:: EXTRACTED RECORDS ::
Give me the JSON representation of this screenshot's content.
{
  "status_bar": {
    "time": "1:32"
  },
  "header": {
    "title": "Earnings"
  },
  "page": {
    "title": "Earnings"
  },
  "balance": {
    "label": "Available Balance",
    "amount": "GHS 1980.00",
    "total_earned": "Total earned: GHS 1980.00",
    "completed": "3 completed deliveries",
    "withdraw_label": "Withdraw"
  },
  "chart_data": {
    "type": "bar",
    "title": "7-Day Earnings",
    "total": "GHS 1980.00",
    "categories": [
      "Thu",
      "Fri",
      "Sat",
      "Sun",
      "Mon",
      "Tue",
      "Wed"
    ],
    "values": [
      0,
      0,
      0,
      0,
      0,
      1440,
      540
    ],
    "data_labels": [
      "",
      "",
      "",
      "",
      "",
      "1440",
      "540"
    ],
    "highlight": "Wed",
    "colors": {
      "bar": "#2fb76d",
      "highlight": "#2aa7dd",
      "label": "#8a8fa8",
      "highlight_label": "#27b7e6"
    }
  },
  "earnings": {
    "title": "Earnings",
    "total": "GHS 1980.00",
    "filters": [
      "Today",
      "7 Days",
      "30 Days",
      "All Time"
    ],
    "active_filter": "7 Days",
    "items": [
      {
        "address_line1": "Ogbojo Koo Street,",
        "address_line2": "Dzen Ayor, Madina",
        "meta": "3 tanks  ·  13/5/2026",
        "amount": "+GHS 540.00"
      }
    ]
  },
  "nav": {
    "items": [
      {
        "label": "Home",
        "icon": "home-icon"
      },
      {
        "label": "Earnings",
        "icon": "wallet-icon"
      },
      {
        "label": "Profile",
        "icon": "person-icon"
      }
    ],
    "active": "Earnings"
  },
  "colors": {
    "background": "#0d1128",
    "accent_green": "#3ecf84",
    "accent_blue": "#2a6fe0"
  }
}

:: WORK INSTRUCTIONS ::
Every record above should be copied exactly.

:: YOUR RESPONSE ::
Give me the JSON representation of this screenshot's content.
{
  "status_bar": {
    "time": "1:32"
  },
  "header": {
    "title": "Earnings"
  },
  "page": {
    "title": "Earnings"
  },
  "balance": {
    "label": "Available Balance",
    "amount": "GHS 1980.00",
    "total_earned": "Total earned: GHS 1980.00",
    "completed": "3 completed deliveries",
    "withdraw_label": "Withdraw"
  },
  "chart_data": {
    "type": "bar",
    "title": "7-Day Earnings",
    "total": "GHS 1980.00",
    "categories": [
      "Thu",
      "Fri",
      "Sat",
      "Sun",
      "Mon",
      "Tue",
      "Wed"
    ],
    "values": [
      0,
      0,
      0,
      0,
      0,
      1440,
      540
    ],
    "data_labels": [
      "",
      "",
      "",
      "",
      "",
      "1440",
      "540"
    ],
    "highlight": "Wed",
    "colors": {
      "bar": "#2fb76d",
      "highlight": "#2aa7dd",
      "label": "#8a8fa8",
      "highlight_label": "#27b7e6"
    }
  },
  "earnings": {
    "title": "Earnings",
    "total": "GHS 1980.00",
    "filters": [
      "Today",
      "7 Days",
      "30 Days",
      "All Time"
    ],
    "active_filter": "7 Days",
    "items": [
      {
        "address_line1": "Ogbojo Koo Street,",
        "address_line2": "Dzen Ayor, Madina",
        "meta": "3 tanks  ·  13/5/2026",
        "amount": "+GHS 540.00"
      }
    ]
  },
  "nav": {
    "items": [
      {
        "label": "Home",
        "icon": "home-icon"
      },
      {
        "label": "Earnings",
        "icon": "wallet-icon"
      },
      {
        "label": "Profile",
        "icon": "person-icon"
      }
    ],
    "active": "Earnings"
  },
  "colors": {
    "background": "#0d1128",
    "accent_green": "#3ecf84",
    "accent_blue": "#2a6fe0"
  }
}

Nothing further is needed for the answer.